■ **EXERCISE DETAILS**
Find the lines below in which the string "kind" occurs. Copy each one.

■ **SUPPLIED RECORDS**
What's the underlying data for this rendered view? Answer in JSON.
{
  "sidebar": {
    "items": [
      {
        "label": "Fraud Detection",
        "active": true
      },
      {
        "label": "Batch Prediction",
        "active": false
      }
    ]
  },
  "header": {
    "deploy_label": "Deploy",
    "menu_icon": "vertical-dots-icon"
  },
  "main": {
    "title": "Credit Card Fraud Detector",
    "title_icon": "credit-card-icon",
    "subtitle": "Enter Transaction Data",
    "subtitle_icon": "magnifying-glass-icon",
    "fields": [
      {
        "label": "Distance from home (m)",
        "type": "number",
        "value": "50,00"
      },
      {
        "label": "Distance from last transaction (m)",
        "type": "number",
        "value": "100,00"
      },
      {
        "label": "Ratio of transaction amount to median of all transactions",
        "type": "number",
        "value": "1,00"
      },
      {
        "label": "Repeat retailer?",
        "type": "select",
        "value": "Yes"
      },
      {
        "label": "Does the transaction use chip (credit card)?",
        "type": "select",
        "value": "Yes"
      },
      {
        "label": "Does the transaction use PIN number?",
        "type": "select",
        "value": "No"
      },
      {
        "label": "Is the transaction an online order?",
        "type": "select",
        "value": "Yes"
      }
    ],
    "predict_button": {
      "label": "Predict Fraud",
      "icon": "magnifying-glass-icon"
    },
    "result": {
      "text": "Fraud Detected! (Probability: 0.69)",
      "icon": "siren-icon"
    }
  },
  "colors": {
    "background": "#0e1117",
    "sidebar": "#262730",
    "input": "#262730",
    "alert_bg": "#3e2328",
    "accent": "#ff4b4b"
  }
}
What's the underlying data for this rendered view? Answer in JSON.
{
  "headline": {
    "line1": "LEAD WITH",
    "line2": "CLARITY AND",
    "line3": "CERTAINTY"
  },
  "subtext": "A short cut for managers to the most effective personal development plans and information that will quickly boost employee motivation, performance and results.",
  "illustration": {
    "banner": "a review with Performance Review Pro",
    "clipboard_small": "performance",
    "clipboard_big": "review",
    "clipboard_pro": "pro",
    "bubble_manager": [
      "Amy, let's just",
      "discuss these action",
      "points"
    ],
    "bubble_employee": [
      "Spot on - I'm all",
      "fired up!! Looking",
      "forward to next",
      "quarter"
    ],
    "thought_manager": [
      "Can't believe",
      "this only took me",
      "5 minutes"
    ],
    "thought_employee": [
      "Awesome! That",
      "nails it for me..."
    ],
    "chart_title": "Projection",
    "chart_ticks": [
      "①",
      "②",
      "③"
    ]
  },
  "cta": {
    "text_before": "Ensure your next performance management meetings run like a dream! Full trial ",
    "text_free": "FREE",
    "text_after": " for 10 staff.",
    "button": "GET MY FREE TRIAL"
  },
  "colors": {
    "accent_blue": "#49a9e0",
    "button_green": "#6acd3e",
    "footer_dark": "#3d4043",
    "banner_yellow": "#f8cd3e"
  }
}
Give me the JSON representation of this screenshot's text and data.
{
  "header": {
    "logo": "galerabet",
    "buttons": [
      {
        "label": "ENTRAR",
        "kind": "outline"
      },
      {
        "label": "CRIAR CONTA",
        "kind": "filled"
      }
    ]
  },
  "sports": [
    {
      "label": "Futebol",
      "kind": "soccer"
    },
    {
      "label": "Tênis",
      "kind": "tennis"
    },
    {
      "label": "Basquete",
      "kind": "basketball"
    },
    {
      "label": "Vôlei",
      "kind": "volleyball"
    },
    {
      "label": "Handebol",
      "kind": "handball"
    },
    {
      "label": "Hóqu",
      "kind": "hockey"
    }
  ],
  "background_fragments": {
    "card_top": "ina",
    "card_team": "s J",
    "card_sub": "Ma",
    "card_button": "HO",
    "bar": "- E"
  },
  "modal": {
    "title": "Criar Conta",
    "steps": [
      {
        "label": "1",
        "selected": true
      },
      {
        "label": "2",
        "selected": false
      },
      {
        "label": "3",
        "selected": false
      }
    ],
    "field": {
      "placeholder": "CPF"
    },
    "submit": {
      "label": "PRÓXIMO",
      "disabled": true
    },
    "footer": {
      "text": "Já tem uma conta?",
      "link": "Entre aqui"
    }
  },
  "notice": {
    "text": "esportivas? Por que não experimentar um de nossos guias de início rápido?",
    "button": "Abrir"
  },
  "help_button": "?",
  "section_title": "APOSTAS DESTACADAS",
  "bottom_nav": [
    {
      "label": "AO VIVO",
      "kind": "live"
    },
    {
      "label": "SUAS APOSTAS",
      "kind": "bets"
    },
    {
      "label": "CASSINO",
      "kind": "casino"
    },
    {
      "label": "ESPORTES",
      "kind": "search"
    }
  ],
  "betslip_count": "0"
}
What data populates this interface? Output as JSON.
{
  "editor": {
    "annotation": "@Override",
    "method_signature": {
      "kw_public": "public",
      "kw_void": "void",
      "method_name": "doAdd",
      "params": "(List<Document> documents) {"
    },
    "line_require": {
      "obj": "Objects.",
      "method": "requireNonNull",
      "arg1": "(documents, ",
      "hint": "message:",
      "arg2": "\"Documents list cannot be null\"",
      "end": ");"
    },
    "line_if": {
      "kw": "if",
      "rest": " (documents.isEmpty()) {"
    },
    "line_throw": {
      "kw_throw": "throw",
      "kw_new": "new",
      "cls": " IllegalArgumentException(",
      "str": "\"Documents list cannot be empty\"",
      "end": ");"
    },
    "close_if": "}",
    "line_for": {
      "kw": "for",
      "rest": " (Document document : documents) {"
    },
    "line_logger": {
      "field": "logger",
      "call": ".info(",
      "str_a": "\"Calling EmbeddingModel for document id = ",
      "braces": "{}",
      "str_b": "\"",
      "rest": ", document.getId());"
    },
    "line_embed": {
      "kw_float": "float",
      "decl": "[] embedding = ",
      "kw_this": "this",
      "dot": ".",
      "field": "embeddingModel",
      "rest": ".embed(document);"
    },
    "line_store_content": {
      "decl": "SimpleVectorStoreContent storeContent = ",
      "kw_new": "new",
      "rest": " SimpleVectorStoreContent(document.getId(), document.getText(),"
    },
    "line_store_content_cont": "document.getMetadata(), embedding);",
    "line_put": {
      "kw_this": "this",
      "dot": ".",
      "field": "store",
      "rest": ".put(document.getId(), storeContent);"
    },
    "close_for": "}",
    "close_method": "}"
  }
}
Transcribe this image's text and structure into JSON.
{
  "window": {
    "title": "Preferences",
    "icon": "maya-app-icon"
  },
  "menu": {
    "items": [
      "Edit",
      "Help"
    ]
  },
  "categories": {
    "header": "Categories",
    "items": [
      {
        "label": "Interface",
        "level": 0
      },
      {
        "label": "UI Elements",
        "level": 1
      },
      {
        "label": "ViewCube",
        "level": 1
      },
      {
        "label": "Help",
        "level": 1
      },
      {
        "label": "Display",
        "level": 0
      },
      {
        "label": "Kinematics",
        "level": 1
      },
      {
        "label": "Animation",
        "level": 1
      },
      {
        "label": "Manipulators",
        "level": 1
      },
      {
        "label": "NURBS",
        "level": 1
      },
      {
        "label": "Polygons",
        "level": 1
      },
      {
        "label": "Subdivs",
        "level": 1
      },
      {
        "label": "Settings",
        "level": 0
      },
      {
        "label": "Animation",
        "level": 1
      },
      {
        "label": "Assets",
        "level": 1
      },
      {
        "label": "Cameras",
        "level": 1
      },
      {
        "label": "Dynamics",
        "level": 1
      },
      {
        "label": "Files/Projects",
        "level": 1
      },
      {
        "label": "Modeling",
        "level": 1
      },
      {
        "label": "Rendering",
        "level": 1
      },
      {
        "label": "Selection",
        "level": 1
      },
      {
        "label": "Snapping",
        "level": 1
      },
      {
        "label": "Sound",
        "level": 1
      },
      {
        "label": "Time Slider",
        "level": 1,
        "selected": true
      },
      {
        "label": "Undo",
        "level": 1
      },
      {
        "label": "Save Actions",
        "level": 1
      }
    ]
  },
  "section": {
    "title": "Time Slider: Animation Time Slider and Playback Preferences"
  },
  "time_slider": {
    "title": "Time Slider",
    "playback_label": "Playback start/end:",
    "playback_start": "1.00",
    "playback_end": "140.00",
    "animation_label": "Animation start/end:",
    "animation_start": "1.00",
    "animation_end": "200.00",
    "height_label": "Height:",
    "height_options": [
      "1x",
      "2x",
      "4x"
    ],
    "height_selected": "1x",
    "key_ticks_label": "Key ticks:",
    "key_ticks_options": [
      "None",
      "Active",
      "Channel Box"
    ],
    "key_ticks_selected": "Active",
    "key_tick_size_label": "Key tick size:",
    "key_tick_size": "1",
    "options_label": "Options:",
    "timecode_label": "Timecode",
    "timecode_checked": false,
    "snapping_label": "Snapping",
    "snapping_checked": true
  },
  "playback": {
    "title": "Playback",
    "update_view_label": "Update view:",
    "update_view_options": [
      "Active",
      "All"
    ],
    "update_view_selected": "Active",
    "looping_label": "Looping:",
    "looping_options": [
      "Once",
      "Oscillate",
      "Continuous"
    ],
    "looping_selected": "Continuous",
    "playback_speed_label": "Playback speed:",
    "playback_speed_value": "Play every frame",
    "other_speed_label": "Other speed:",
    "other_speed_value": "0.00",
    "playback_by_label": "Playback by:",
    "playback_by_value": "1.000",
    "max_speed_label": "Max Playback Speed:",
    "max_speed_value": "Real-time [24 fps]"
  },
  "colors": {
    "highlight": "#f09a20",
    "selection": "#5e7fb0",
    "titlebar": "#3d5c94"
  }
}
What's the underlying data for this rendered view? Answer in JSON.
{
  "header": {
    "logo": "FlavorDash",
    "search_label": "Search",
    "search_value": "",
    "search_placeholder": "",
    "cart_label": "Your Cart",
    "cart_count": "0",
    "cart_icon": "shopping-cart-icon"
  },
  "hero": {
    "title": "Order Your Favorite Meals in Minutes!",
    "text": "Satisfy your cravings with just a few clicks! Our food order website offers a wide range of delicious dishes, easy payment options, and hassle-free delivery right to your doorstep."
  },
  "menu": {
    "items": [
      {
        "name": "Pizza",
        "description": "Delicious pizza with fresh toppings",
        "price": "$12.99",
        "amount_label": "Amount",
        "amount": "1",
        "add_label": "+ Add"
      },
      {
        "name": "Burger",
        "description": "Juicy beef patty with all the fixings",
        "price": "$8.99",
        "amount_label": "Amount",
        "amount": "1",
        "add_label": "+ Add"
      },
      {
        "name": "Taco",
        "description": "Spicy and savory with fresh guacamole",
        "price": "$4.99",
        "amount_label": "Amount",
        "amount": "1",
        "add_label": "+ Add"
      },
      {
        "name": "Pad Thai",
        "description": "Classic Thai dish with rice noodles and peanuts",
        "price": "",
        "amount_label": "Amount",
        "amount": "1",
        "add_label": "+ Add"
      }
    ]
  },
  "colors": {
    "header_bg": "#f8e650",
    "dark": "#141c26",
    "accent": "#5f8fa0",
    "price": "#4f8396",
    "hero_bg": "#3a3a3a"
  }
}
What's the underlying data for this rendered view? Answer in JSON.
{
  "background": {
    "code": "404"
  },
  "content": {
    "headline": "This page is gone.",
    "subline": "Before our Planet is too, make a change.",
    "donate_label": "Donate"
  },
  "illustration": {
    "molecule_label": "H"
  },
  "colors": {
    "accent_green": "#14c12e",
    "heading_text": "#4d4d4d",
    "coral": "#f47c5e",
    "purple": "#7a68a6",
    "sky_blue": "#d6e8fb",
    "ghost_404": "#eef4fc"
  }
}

■ **RESULT OF THE EXERCISE**
        "kind": "outline"
        "kind": "filled"
      "kind": "soccer"
      "kind": "tennis"
      "kind": "basketball"
      "kind": "volleyball"
      "kind": "handball"
      "kind": "hockey"
      "kind": "live"
      "kind": "bets"
      "kind": "casino"
      "kind": "search"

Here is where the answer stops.